## Requirement
Filter the entries below, keeping only lines with "image".

Extracted entries START

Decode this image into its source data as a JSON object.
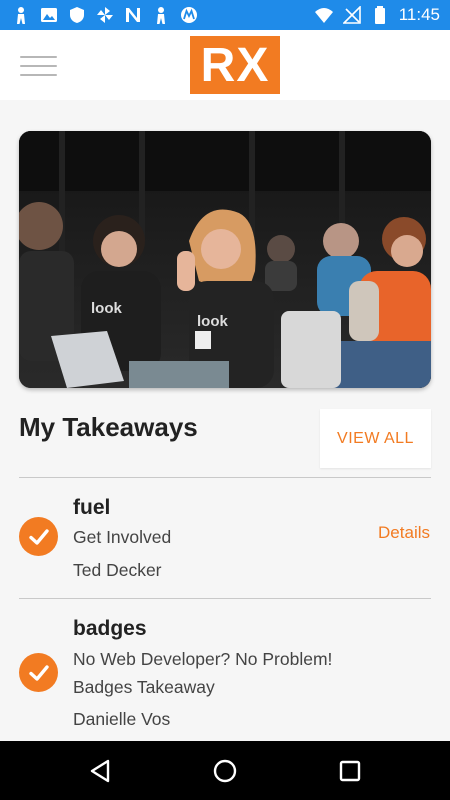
{
  "status_bar": {
    "time": "11:45",
    "icons": [
      "person-icon",
      "image-icon",
      "shield-icon",
      "pinwheel-icon",
      "n-app-icon",
      "person-icon",
      "motorola-icon",
      "wifi-icon",
      "no-sim-icon",
      "battery-icon"
    ]
  },
  "app_bar": {
    "logo_text": "RX",
    "menu_icon": "hamburger-menu-icon",
    "brand_color": "#f27b22"
  },
  "hero": {
    "shirt_text": "look"
  },
  "takeaways": {
    "title": "My Takeaways",
    "view_all_label": "VIEW ALL",
    "items": [
      {
        "title": "fuel",
        "lines": [
          "Get Involved",
          "Ted Decker"
        ],
        "details_label": "Details",
        "icon": "check-circle-icon"
      },
      {
        "title": "badges",
        "lines": [
          "No Web Developer? No Problem!",
          "Badges Takeaway",
          "Danielle Vos"
        ],
        "icon": "check-circle-icon"
      }
    ]
  },
  "nav_bar": {
    "buttons": [
      "back-triangle-icon",
      "home-circle-icon",
      "recents-square-icon"
    ]
  }
}
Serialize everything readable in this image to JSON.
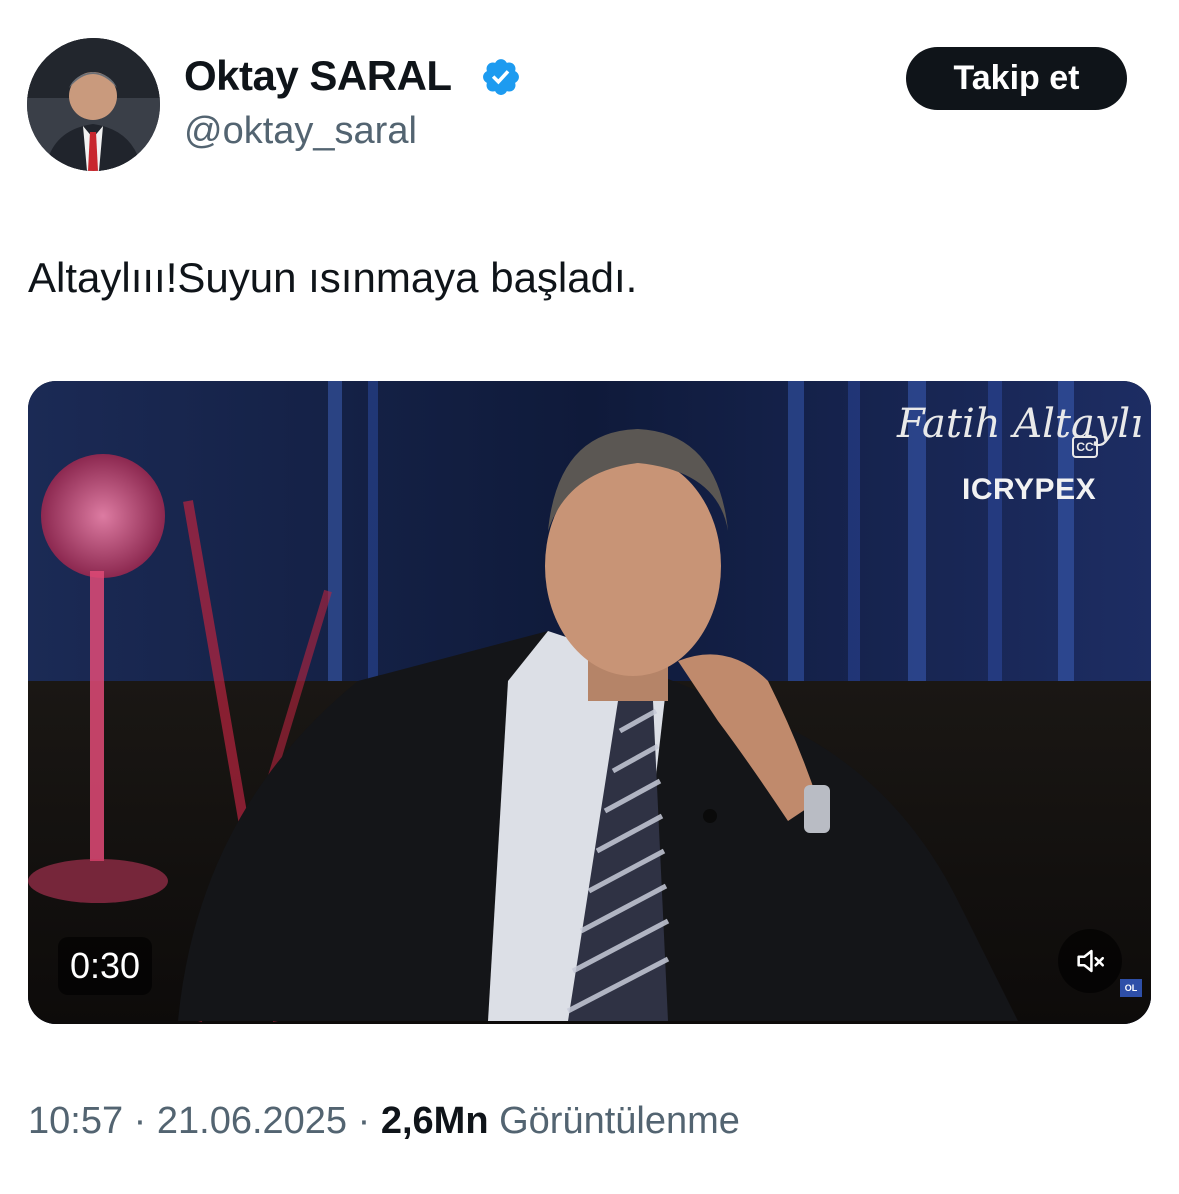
{
  "author": {
    "display_name": "Oktay SARAL",
    "handle": "@oktay_saral",
    "verified": true,
    "verified_color": "#1d9bf0"
  },
  "follow_button": {
    "label": "Takip et"
  },
  "tweet": {
    "text": "Altaylııı!Suyun ısınmaya başladı."
  },
  "media": {
    "type": "video",
    "watermark_name": "Fatih Altaylı",
    "cc_label": "CC",
    "sponsor_logo": "ICRYPEX",
    "duration": "0:30",
    "mute_icon": "speaker-muted-icon",
    "corner_logo": "OL"
  },
  "meta": {
    "time": "10:57",
    "separator": " · ",
    "date": "21.06.2025",
    "views_count": "2,6Mn",
    "views_label": "Görüntülenme"
  },
  "colors": {
    "text_primary": "#0f1419",
    "text_secondary": "#536471",
    "button_bg": "#0f1419"
  }
}
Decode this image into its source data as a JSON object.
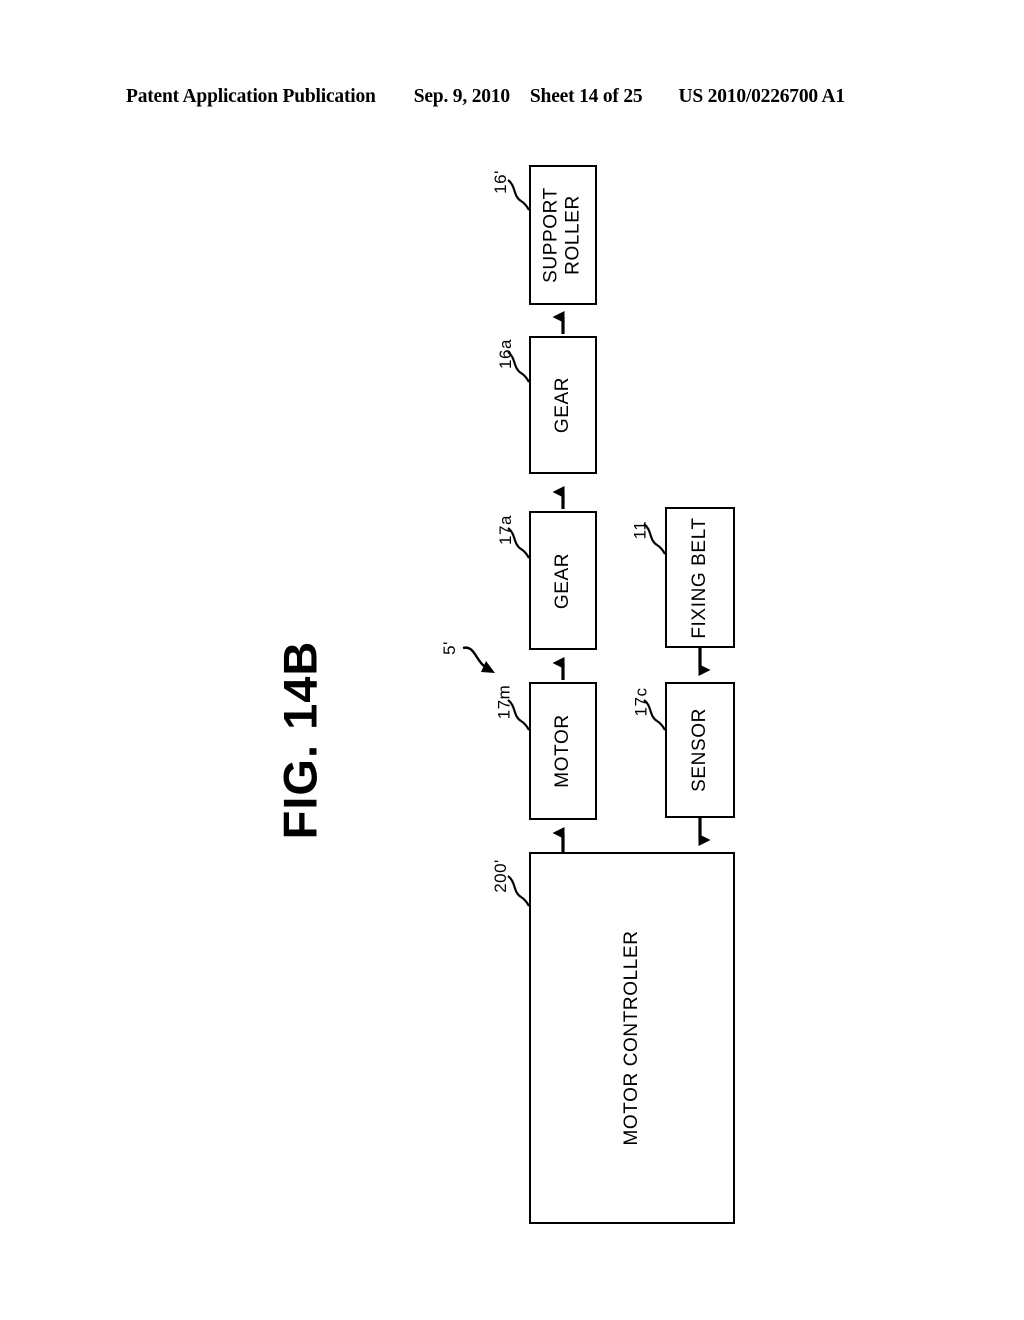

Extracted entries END

## Answer
Decode this image into its source data as a JSON object.
      "image-icon",
Serialize everything readable in this image to JSON.
Decode this image into its source data as a JSON object.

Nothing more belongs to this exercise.